Co-created in 1968 with producer Jon Davison, The Movie Orgy is that rare breed of cinematic object that appeared decades ahead of the cultural curve. Long before the phrases “mash-up,” “super-cut,” or “remix culture” entered the lexicon, Dante and Davison were splicing together footage from innumerable sources: Atomic Age science-fiction features, serialized tales of police detectives and Texas Rangers, vintage commercials, propaganda films, musical performances, cartoons, talk shows, and newsreels. The filmmakers toured college campuses and small theaters with their celluloid Frankenstein, which originally boasted a running time of over seven hours.
Dante eventually reassembled The Movie Orgy from the original footage into a four-and-a-half-hour cut, and it was this version of the film that SLIFF screened at the Hi-Pointe Theater on Sunday. Dante himself was on hand to introduce the film, affably urging attendees to step out for a cigarette or a pizza at any point, and to return at their discretion. (He also urged the staff to correct the projected aspect ratio early in the screening, a request that was quickly fulfilled.)
Experiencing The Movie Orgy proves to be a kind of ADHD tour of the Boomer generation’s cinematic and televisual memory, assembled with an experimental artist’s audacity and a satirist’s wink.

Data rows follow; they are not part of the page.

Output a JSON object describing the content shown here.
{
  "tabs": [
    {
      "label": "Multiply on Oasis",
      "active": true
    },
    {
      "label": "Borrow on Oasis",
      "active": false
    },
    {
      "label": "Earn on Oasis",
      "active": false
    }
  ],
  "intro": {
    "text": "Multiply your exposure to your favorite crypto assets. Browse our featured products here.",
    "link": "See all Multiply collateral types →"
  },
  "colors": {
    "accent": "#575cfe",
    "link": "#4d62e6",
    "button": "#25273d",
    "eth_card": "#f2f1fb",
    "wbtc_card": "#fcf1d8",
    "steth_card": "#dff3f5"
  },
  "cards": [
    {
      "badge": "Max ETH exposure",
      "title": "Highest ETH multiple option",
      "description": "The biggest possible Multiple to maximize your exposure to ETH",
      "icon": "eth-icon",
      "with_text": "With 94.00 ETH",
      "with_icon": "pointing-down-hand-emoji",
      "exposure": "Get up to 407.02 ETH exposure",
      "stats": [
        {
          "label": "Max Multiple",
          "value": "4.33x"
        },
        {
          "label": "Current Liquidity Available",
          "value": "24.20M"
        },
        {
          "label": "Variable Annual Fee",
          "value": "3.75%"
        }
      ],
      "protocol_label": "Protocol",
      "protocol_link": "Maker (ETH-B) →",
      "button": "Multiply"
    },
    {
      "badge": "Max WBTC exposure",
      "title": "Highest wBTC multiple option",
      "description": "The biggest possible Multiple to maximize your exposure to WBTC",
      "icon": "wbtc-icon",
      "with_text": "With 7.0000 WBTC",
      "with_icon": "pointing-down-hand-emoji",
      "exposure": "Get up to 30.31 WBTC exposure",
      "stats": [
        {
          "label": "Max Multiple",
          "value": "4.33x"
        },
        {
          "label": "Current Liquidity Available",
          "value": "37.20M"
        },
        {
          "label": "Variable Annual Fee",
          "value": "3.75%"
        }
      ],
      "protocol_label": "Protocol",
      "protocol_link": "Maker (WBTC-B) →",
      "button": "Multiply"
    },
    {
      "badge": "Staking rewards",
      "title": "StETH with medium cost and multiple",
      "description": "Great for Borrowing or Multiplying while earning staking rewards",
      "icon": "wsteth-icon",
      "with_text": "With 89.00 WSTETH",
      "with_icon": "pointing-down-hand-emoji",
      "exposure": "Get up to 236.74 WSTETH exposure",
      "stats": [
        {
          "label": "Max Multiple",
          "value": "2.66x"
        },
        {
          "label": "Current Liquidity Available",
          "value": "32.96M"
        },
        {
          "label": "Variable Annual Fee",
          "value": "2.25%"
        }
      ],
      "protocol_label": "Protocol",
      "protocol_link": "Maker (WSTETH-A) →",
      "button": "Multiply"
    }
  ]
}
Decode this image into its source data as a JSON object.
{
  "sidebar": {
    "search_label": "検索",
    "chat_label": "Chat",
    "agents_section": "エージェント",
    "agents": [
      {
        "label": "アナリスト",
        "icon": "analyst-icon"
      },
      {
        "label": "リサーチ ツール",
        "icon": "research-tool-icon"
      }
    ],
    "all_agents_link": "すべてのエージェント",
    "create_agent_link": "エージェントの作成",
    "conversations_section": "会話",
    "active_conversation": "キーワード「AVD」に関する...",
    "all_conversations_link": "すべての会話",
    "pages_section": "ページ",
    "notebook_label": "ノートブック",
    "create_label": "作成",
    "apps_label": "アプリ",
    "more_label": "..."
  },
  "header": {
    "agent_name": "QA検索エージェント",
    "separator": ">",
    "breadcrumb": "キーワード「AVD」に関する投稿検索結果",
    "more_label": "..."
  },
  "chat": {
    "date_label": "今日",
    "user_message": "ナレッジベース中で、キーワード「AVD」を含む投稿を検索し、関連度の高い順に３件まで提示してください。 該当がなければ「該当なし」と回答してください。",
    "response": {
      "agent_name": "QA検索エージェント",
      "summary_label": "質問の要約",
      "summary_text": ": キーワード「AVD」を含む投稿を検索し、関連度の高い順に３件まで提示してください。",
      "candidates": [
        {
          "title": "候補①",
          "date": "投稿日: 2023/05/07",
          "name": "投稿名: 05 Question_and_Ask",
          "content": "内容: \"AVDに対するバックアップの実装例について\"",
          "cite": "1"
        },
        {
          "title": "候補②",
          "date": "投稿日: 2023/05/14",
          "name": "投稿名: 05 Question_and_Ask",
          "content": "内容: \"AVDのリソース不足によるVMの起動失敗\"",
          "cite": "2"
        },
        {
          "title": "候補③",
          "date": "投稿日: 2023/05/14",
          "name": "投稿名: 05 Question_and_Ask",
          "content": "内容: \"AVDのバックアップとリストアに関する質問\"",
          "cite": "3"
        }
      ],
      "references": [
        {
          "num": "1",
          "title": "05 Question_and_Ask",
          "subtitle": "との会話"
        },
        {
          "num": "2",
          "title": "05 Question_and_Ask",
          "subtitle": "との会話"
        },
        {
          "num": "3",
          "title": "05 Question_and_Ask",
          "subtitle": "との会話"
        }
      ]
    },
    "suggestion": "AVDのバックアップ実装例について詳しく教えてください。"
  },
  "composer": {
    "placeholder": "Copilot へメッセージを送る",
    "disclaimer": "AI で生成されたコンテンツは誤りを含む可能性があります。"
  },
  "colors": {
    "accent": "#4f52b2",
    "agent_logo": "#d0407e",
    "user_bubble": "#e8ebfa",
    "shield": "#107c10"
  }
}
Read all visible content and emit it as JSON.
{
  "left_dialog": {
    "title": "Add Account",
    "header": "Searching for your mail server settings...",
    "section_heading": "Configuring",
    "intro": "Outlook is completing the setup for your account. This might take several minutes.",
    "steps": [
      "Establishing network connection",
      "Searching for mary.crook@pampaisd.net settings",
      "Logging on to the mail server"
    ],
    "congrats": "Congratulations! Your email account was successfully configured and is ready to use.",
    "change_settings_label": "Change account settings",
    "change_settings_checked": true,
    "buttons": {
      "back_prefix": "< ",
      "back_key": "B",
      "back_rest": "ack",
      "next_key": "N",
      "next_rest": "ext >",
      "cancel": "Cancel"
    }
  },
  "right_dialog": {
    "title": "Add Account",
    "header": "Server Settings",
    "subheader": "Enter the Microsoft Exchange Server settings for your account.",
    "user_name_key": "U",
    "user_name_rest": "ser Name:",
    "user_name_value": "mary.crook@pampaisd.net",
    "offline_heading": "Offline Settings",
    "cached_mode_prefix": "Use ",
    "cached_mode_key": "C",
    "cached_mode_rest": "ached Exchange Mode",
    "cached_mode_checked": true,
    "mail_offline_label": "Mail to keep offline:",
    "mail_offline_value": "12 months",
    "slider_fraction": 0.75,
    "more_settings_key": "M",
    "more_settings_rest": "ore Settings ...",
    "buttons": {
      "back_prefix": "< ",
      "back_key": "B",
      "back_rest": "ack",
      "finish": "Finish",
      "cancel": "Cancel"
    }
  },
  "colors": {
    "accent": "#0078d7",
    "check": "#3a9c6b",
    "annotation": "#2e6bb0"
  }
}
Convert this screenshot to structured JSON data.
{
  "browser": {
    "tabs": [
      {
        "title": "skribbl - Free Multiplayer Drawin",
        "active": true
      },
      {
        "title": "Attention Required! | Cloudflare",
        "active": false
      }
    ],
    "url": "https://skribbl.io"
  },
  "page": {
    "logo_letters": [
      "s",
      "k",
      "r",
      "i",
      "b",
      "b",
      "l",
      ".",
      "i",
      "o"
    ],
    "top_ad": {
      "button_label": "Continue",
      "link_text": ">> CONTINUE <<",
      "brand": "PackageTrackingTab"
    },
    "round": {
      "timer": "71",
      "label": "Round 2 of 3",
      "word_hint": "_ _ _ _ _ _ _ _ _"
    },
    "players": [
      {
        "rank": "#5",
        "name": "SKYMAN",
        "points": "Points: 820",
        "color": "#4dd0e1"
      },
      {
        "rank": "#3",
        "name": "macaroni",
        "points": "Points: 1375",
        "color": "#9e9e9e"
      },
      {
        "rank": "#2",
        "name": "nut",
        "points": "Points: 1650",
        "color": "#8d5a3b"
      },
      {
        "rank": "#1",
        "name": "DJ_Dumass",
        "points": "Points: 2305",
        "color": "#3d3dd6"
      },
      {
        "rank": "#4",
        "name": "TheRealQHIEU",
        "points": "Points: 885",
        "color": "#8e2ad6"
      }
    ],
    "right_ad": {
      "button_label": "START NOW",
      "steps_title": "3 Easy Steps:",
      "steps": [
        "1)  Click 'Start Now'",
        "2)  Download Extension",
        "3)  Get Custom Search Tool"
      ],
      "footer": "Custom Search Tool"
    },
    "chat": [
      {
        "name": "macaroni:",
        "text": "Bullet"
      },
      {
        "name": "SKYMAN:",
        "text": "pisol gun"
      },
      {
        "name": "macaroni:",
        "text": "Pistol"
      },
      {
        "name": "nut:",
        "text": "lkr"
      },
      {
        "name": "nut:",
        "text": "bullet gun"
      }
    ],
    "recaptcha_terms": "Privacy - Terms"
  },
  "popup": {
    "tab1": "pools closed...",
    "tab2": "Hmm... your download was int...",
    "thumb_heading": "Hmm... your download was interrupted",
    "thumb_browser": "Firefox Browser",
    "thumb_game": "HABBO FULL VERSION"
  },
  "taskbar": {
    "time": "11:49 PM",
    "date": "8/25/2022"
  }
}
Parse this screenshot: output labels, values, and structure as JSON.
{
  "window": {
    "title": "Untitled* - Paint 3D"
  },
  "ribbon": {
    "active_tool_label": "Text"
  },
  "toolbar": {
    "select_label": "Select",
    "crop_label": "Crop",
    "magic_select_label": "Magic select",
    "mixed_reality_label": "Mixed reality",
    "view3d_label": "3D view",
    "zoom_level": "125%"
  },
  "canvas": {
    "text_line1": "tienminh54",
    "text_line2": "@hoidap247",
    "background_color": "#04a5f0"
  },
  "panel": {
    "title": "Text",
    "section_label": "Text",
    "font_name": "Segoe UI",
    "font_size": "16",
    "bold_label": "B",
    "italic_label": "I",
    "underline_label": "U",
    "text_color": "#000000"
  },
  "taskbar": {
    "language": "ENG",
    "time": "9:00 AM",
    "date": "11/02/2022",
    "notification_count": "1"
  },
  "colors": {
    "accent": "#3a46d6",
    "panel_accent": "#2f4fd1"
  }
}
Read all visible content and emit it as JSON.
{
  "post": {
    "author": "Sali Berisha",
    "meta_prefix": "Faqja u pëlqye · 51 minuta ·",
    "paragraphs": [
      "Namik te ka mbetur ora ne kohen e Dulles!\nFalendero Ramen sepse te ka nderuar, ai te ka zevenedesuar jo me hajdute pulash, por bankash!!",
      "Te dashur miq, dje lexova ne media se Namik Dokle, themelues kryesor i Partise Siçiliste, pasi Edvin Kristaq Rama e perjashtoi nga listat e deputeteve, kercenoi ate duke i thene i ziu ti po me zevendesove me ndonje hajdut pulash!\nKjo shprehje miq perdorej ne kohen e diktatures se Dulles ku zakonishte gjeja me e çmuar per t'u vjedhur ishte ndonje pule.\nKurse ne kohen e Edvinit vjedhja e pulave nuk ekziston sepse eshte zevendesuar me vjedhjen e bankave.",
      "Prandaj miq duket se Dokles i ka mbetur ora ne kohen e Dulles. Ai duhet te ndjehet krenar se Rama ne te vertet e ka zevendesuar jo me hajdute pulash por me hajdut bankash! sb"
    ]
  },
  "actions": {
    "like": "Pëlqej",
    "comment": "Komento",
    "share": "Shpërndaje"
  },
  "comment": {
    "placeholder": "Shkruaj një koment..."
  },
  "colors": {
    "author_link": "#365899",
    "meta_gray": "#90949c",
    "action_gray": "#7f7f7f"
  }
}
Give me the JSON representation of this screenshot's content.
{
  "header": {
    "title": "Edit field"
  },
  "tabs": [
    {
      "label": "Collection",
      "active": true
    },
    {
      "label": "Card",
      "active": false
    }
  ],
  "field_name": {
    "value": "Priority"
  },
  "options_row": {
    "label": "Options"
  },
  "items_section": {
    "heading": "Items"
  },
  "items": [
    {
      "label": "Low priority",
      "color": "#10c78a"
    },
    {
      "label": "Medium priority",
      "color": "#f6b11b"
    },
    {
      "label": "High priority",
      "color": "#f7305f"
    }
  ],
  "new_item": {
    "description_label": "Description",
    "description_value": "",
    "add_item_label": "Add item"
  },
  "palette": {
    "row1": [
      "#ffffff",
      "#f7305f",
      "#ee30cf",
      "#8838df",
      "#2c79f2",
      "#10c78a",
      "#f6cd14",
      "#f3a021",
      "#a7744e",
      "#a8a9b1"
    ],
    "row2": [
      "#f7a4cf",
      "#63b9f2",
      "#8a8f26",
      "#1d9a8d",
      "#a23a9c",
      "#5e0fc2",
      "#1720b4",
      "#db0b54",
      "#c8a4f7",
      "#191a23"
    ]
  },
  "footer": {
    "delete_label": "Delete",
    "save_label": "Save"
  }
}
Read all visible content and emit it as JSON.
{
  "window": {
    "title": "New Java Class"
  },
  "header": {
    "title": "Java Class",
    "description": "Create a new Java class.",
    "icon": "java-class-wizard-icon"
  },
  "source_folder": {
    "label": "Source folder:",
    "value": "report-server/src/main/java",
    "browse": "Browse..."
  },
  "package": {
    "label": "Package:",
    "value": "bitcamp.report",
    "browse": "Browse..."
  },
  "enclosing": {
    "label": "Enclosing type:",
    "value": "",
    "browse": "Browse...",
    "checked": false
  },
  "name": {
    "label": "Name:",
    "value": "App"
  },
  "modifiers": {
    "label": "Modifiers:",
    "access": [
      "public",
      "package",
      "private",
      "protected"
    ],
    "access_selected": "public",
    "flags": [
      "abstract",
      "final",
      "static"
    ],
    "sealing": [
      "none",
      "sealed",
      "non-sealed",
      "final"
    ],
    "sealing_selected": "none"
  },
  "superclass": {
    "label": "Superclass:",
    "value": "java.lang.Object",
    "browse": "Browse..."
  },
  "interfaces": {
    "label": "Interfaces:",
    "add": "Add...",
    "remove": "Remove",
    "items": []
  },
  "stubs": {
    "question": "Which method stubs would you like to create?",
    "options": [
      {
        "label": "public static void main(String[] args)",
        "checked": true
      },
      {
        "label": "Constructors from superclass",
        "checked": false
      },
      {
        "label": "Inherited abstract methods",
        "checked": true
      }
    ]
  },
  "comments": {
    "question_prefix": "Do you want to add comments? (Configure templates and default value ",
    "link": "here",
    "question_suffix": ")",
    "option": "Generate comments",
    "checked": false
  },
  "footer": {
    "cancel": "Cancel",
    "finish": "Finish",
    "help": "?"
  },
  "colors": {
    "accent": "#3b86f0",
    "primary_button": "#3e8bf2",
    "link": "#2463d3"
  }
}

For viewers with childhood memories of pop artifacts like Frankie Valli, You Bet Your Life, and Carter’s Little Liver Pills, Dante and Davison’s film serves as a trippy, relentless cavalcade of remembrances. The Movie Orgy’s raw materials may also strike familiar chords with Gen X and Y filmgoers who grew up with Mystery Science Theater 3000’s re-packaged cheese, such as Burt I. Gordon’s giant monster flicks.
However, The Movie Orgy’s appeal transcends the simplistic nostalgia-tweaking found on Cracker Barrel clearance shelves. Dante and Davison’s palpable affection for the movies—and their prickly awareness of the medium’s manipulative and formulaic character—shine through every surreal clip, cunning cut, and sardonic musical juxtaposition. The film serves as a bold, engrossing illustration of editing’s pivotal role in cinema, and as a long-lost validation of the present-day free culture movement. The Movie Orgy’s marvelous buoyancy and drollness demonstrate that the repurposing of existing works is (and always has been) an art form that can amuse, surprise, and provoke.